Well, Lenovo isn’t skimping here at all. In fact, while the technology is still young and won’t be supported for many users just yet, it even included support for Wi-Fi 6 via an Intel solution. I wasn’t able to test that particular technology. But, if it performs as the older protocols do, then that’s going to be blistering fast for users who need higher speeds and have compatible hardware. The hardware also supports Wi-Fi 5 and older protocols too.
Bleeding-edge technology effectively ends there since Lenovo opted not to include Bluetooth 5.1. But it did package this with Bluetooth 5.0 and, as expected, that offers a great connective option for both audio and accessories. On audio, Bluetooth 5.0 is nearly lossless. The Chromebook offers more stability and greater range for other accessories, such as a mouse or keyboard. So I was able to easily hook this Chromebook up to an external display and interface at a distance using Bluetooth connectivity.
Of course, because this is Chrome OS, casting out serves as another connectivity option, and that works well. Although that didn’t work as well as might be hoped. Blame for that, however, can be placed chiefly on Chrome OS and not on the hardware.
If you’re in the market for a mid-range Chromebook, Lenovo Chromebook Flex 5 is the one
Now, some of the caveats noted here are to be expected. Lenovo seems to have made a decision to include a PC-material in the lower frame, for instance, chiefly for the purposes of ensuring a lightweight build. But also to ensure spill resistance and keep costs down. A full-aluminum body also isn’t necessarily expected at below the $500 or $600 mark. This Chromebook falls well below that price point.
Problems with a 16:9 ratio, 1080p display panel are a good example here. Those are only really going to be caveats for those who are accustomed to a higher-resolution panel. But, at 13-inches, it won’t be a big issue even then. Moreover, and more importantly, it’s a high enough resolution to offer an HD experience without raising the cost.
Problems with audio are almost ubiquitous across all laptops. So that’s not necessarily a “problem” here either.
Where this Chromebook does perform is exactly where it needs to. Under review, the Lenovo Chromebook Flex 5 is versatile. It performs a wide range of tasks without struggling and there’s undoubtedly a lot more to be had. I never managed to push this device to its limits with my day to day use. So, for the overwhelming majority of users, this Chromebook can easily serve as a primary device.
Under the hood, the inclusion of a higher-quality security chip solution and automatic updates solidify that fact. As does the included privacy shutter for the webcam and latest-gen connection options.

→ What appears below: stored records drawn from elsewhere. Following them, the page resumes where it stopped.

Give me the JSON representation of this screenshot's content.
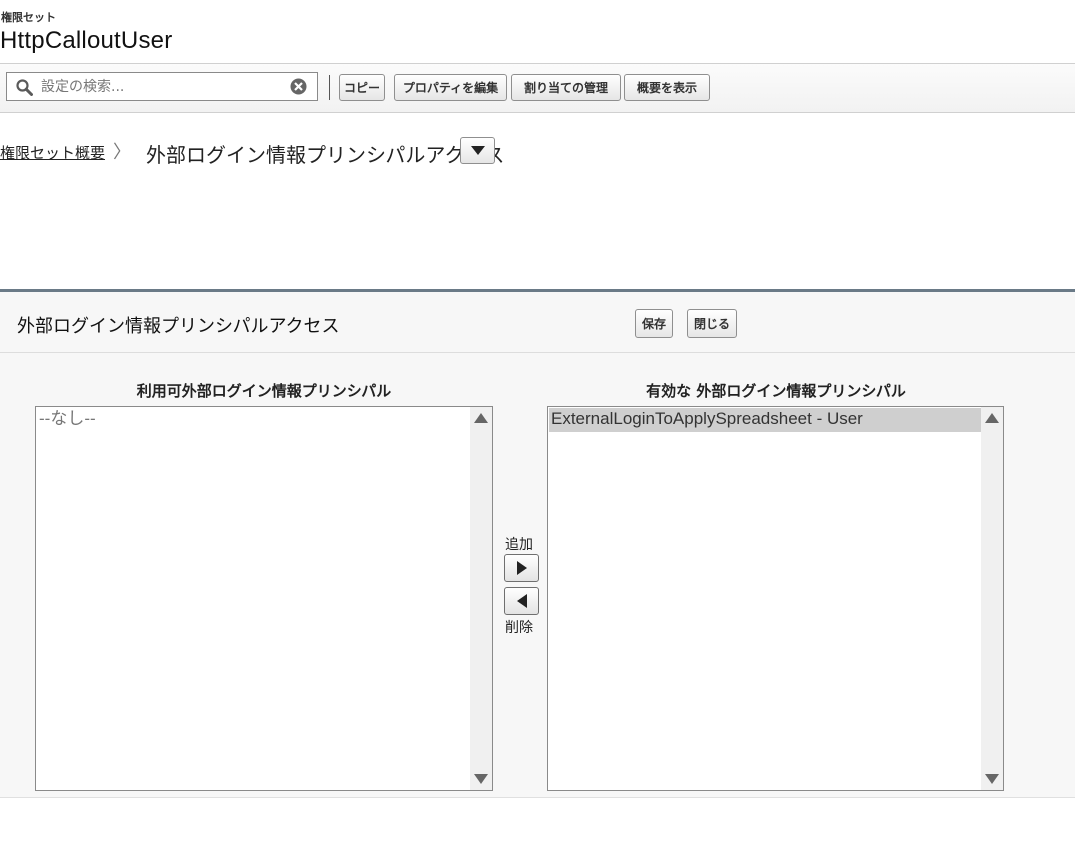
{
  "header": {
    "object_label": "権限セット",
    "object_name": "HttpCalloutUser"
  },
  "toolbar": {
    "search_placeholder": "設定の検索...",
    "buttons": [
      "コピー",
      "プロパティを編集",
      "割り当ての管理",
      "概要を表示"
    ]
  },
  "breadcrumb": {
    "parent": "権限セット概要",
    "separator": "〉",
    "current": "外部ログイン情報プリンシパルアクセス"
  },
  "panel": {
    "title": "外部ログイン情報プリンシパルアクセス",
    "save_label": "保存",
    "close_label": "閉じる",
    "available": {
      "title": "利用可外部ログイン情報プリンシパル",
      "items": [
        "--なし--"
      ]
    },
    "enabled": {
      "title": "有効な 外部ログイン情報プリンシパル",
      "items": [
        "ExternalLoginToApplySpreadsheet - User"
      ]
    },
    "add_label": "追加",
    "remove_label": "削除"
  }
}
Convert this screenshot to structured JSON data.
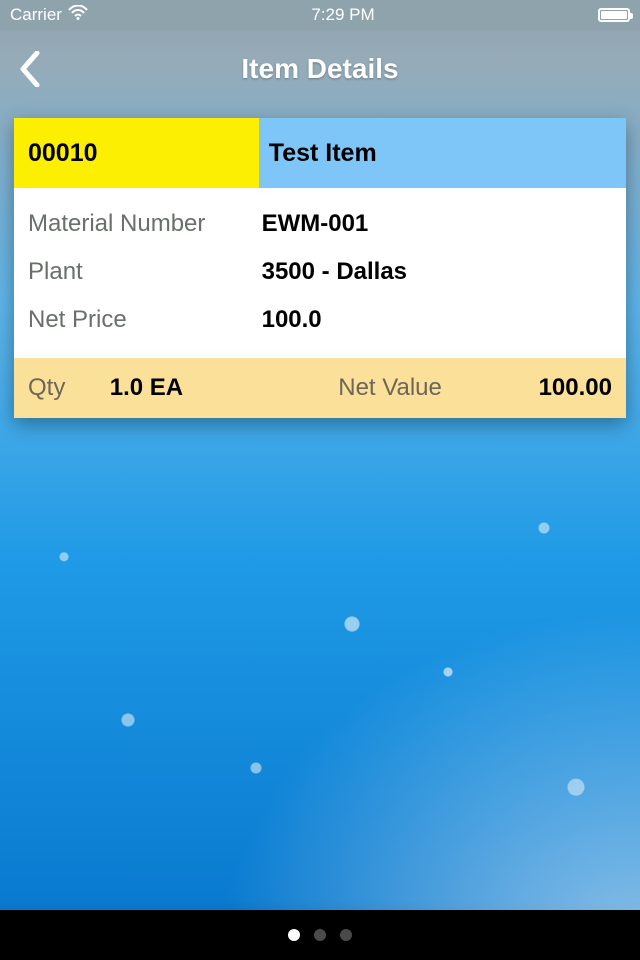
{
  "status": {
    "carrier": "Carrier",
    "time": "7:29 PM"
  },
  "nav": {
    "title": "Item Details"
  },
  "item": {
    "header": {
      "code": "00010",
      "name": "Test Item"
    },
    "details": {
      "material_number_label": "Material Number",
      "material_number": "EWM-001",
      "plant_label": "Plant",
      "plant": "3500 - Dallas",
      "net_price_label": "Net Price",
      "net_price": "100.0"
    },
    "footer": {
      "qty_label": "Qty",
      "qty_value": "1.0 EA",
      "net_value_label": "Net Value",
      "net_value": "100.00"
    }
  },
  "pager": {
    "count": 3,
    "active": 0
  }
}
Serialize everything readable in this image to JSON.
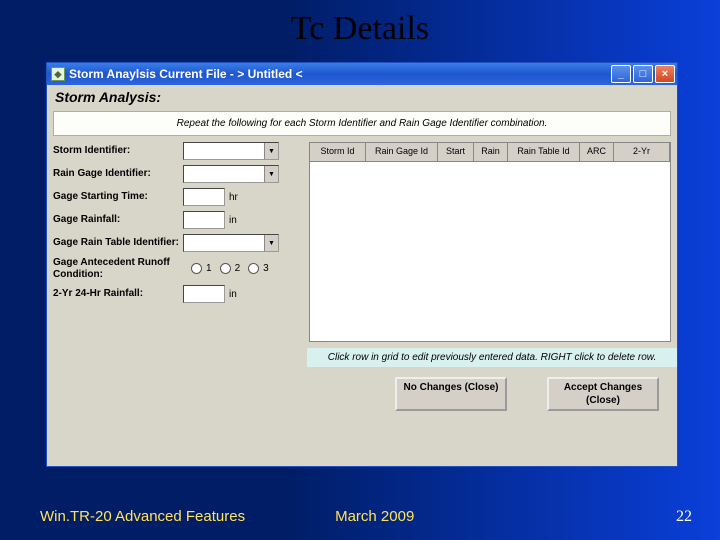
{
  "slide_title": "Tc Details",
  "footer": {
    "left": "Win.TR-20 Advanced Features",
    "center": "March 2009",
    "page": "22"
  },
  "window": {
    "title": "Storm Anaylsis   Current File - > Untitled <",
    "subtitle": "Storm Analysis:",
    "instruction": "Repeat the following for each Storm Identifier and Rain Gage Identifier combination.",
    "labels": {
      "storm_id": "Storm Identifier:",
      "gage_id": "Rain Gage Identifier:",
      "start_time": "Gage Starting Time:",
      "rainfall": "Gage Rainfall:",
      "rain_table": "Gage Rain Table Identifier:",
      "arc": "Gage Antecedent Runoff Condition:",
      "rain24": "2-Yr 24-Hr Rainfall:"
    },
    "units": {
      "hr": "hr",
      "in": "in"
    },
    "radios": {
      "r1": "1",
      "r2": "2",
      "r3": "3"
    },
    "grid_headers": [
      "Storm Id",
      "Rain Gage Id",
      "Start",
      "Rain",
      "Rain Table Id",
      "ARC",
      "2-Yr"
    ],
    "hint": "Click row in grid to edit previously entered data.  RIGHT click to delete row.",
    "buttons": {
      "cancel": "No Changes (Close)",
      "accept": "Accept Changes (Close)"
    }
  }
}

On battery life, this is arguably going to be among the very best available gadgets for the price. Or for a much higher cost. 8.5-hours of use on a single charge is, summarily, ludicrous. Especially since I typically see closer to six from a Chromebook.
The build quality, despite the above-mentioned plastics, is top-notch too. This Lenovo laptop is comfortable to use and feels like a much higher-cost laptop. It looks good and is going to withstand quite a lot of abuse. At just shy of $410, it would be completely irresponsible not to recommend the Lenovo Chromebook Flex 5 for anybody in the market for solid work and play Chromebook for either individual or family use.